sometimes i feel like i’m doing salvage anthropology of disappearing factory districts in shenzhen. sometimes, it seems like i’m simply trying to keep up with the change. sometimes, i just want to remember where i’ve been, when those places just keep vanishing. what happens to memory when nothing remains as it was? not that it was what i thought, but those buildings nevertheless anchored my thinking, placed limits on what might otherwise drift away. and then where would i be? while walking from the city center toward tianmian, i happened to walk down a bit of haitian road and took 4 pictures of razed buildings, which now form the protective wall around a new construction site. i have an idea of what used to be here, but can’t say for certain.

南油文化广场:urban facelife, rural fairs

nanyou cultural plaza

the nanyou cultural plaza, like most shenzhen cultural centers was built to promote high culture. however nanyou, like most shenzhen governments doesn’t actually budget all that much money for cultural production, instead requiring that center or plaza administrators capitalize on the space to keep it running. most cultural centers have achieved this by showing movies and renting space for cultural consumption (weiqi clubs, dance lessons, and martial arts instruction, for example).

the success of a cultural center depends on access–in all senses of the word–to the center. many village level cultural centers are in fact quite active because they not only target their cultural production to villagers and migrant workers, who (as rural people) share similar cultural tastes, but also are located within walking distance of most of their patrons. in contrast, street level centers, like nanyou, have to mediate between rural and urban tastes, which don’t really overlap, making it difficult to build a cultural community. consequently, these centers depend upon public transportation and private cars to bring their patrons to them.

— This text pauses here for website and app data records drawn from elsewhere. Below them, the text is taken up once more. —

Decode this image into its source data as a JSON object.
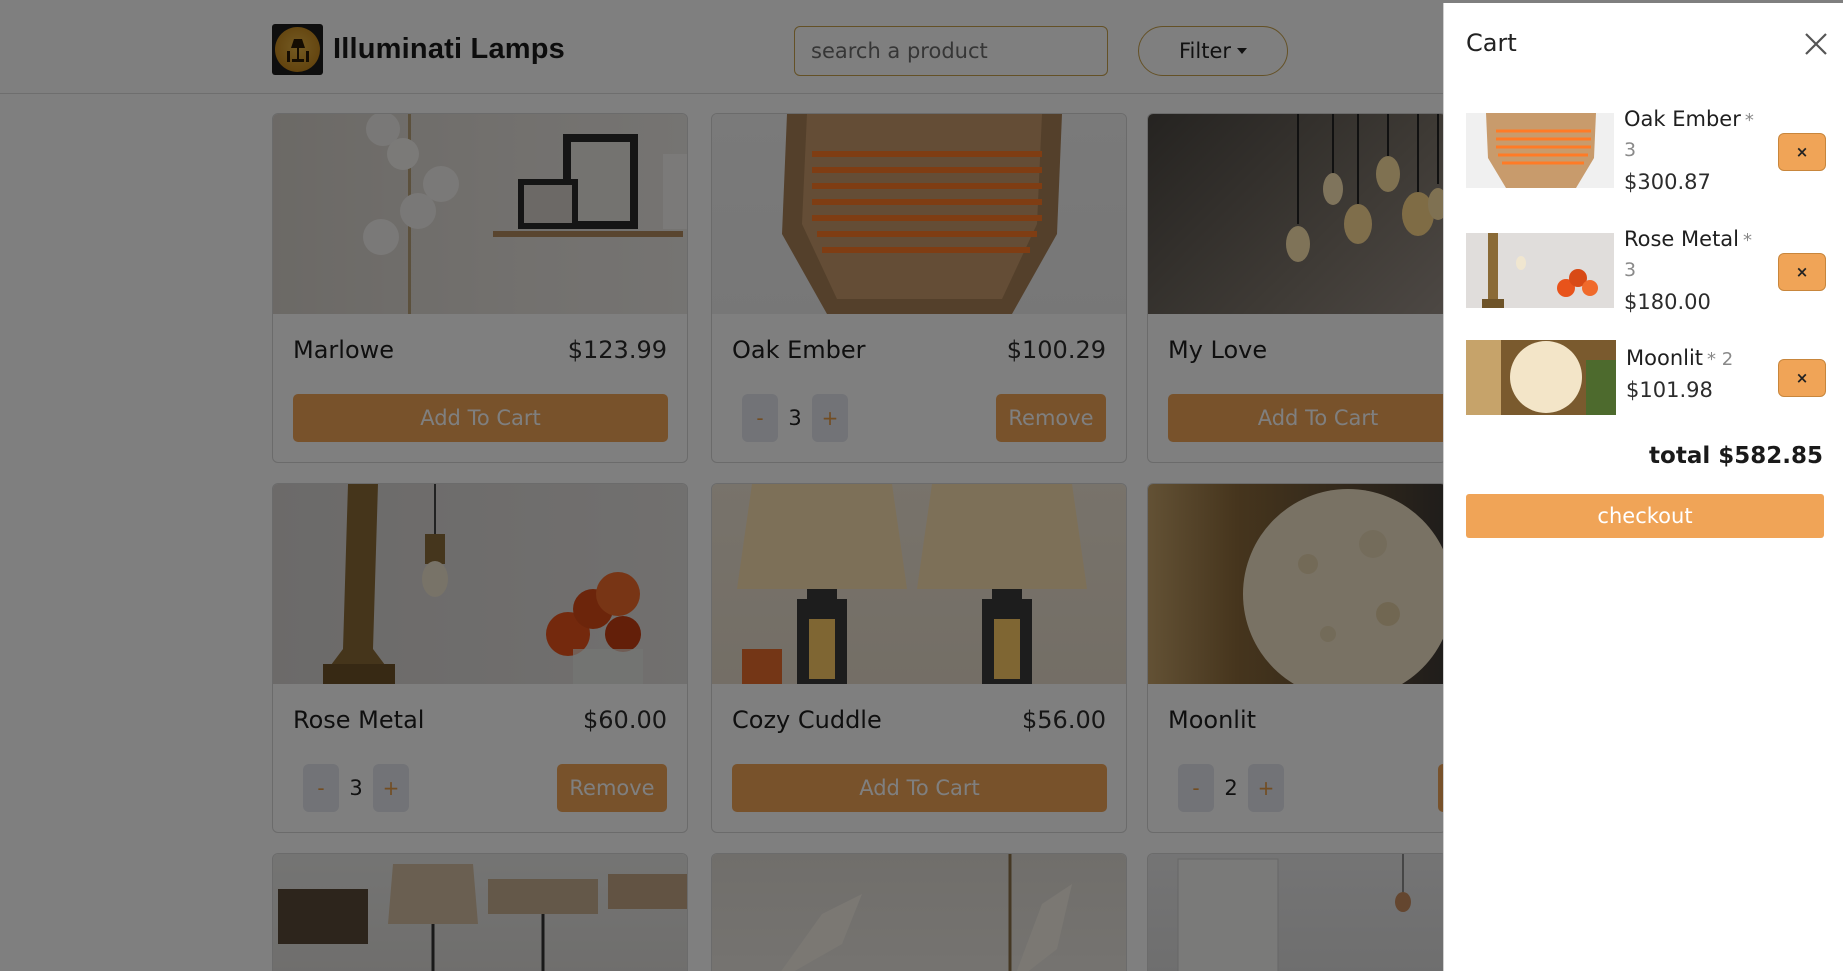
{
  "brand": {
    "name": "Illuminati Lamps",
    "logo_icon": "lamp-logo-icon"
  },
  "search": {
    "placeholder": "search a product"
  },
  "filter": {
    "label": "Filter"
  },
  "products": [
    {
      "name": "Marlowe",
      "price": "$123.99",
      "action": "Add To Cart"
    },
    {
      "name": "Oak Ember",
      "price": "$100.29",
      "qty": "3",
      "minus": "-",
      "plus": "+",
      "action": "Remove"
    },
    {
      "name": "My Love",
      "action": "Add To Cart"
    },
    {
      "name": "Rose Metal",
      "price": "$60.00",
      "qty": "3",
      "minus": "-",
      "plus": "+",
      "action": "Remove"
    },
    {
      "name": "Cozy Cuddle",
      "price": "$56.00",
      "action": "Add To Cart"
    },
    {
      "name": "Moonlit",
      "qty": "2",
      "minus": "-",
      "plus": "+"
    }
  ],
  "cart": {
    "title": "Cart",
    "items": [
      {
        "name": "Oak Ember",
        "mult": "*",
        "qty": "3",
        "price": "$300.87",
        "remove": "×"
      },
      {
        "name": "Rose Metal",
        "mult": "*",
        "qty": "3",
        "price": "$180.00",
        "remove": "×"
      },
      {
        "name": "Moonlit",
        "mult": "* 2",
        "price": "$101.98",
        "remove": "×"
      }
    ],
    "total": "total $582.85",
    "checkout": "checkout"
  },
  "colors": {
    "accent": "#f0a457",
    "border_gold": "#c9a24c",
    "overlay": "rgba(0,0,0,0.5)"
  }
}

the construction of the western corridor bridge has compounded nanyou’s economic difficulties because the street in front of the plaza has been under construction for over two years now. although the nanyou cultural plaza continues to screen movies, the entire space has been rented out to mom and pop vendors, who have transformed the space into a market for the many migrant workers who live nearby.

about five years ago, the area around nanyou was a thriving restaurant district that catered to urban white-collar workers. most of those restaurants (including macdonald’s) have moved out, replaced by small eateries and street level grills. five years ago, there were also villas and upscale residential complexes in this area. these are now being rebuilt, in anticipation of the opening of the western corridor bridge, when nanyou will again and perhaps as suddenly change character, becoming prime real estate for those commuting from western shenzhen to hong kong.

for a sense of how migrant workers occupy shenzhen spaces, please visit nanyou.

improvements, again

temporary roadblock, nanyou

just when i thought it was safe to wear sandals, shenzhen embarked on a project to upgrade city sidewalks, ripping up roads that had been set only a few years previously. so once again, as the city improves its image, we pick our way through rubble and bricks, dust and exposed sewage pipes. a few photo-gripes here.